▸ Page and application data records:
--------------------------------

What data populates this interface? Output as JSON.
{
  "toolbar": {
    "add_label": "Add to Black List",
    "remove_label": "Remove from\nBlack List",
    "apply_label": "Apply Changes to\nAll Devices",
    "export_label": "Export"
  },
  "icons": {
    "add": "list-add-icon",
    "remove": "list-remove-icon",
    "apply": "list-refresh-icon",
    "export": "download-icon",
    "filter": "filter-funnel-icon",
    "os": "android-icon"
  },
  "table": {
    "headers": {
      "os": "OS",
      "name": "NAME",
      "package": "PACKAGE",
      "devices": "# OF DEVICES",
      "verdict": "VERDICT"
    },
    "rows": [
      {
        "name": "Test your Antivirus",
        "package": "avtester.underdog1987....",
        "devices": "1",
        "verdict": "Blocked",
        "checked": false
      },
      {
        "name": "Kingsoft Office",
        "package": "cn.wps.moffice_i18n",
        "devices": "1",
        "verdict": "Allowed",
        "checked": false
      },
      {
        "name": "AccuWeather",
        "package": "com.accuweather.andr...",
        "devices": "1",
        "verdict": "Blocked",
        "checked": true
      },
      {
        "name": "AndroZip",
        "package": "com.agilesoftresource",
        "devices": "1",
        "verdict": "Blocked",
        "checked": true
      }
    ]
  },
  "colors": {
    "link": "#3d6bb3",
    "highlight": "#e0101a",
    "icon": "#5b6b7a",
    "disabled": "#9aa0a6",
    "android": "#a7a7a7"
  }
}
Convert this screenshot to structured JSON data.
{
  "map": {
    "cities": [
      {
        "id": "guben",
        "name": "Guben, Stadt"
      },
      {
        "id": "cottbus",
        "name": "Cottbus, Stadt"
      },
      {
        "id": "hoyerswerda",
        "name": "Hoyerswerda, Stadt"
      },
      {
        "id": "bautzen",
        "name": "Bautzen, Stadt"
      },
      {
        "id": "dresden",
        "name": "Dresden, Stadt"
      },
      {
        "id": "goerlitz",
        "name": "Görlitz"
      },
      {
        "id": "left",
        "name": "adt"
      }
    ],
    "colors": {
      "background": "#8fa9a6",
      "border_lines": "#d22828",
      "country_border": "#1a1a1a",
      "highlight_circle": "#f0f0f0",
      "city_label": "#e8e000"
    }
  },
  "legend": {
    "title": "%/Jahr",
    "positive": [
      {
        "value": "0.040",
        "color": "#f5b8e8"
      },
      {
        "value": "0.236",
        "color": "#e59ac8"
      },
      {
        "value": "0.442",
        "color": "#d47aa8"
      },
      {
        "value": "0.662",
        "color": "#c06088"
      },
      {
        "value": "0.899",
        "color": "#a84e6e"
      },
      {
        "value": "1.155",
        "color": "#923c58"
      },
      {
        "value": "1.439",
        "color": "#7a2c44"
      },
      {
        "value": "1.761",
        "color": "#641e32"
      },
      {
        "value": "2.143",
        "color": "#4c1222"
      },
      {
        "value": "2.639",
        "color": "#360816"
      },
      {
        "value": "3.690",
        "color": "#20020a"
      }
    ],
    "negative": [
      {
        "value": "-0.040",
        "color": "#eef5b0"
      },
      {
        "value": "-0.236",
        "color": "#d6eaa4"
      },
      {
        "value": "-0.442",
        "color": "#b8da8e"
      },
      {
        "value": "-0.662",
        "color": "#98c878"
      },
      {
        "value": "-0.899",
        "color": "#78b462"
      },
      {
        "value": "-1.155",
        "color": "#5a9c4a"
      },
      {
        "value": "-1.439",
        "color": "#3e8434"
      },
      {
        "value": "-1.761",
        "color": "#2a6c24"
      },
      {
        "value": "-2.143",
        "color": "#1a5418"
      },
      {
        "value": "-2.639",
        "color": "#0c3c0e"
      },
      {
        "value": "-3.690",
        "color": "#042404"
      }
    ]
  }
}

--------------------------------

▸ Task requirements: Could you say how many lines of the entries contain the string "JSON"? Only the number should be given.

▸ Exercise solution: 2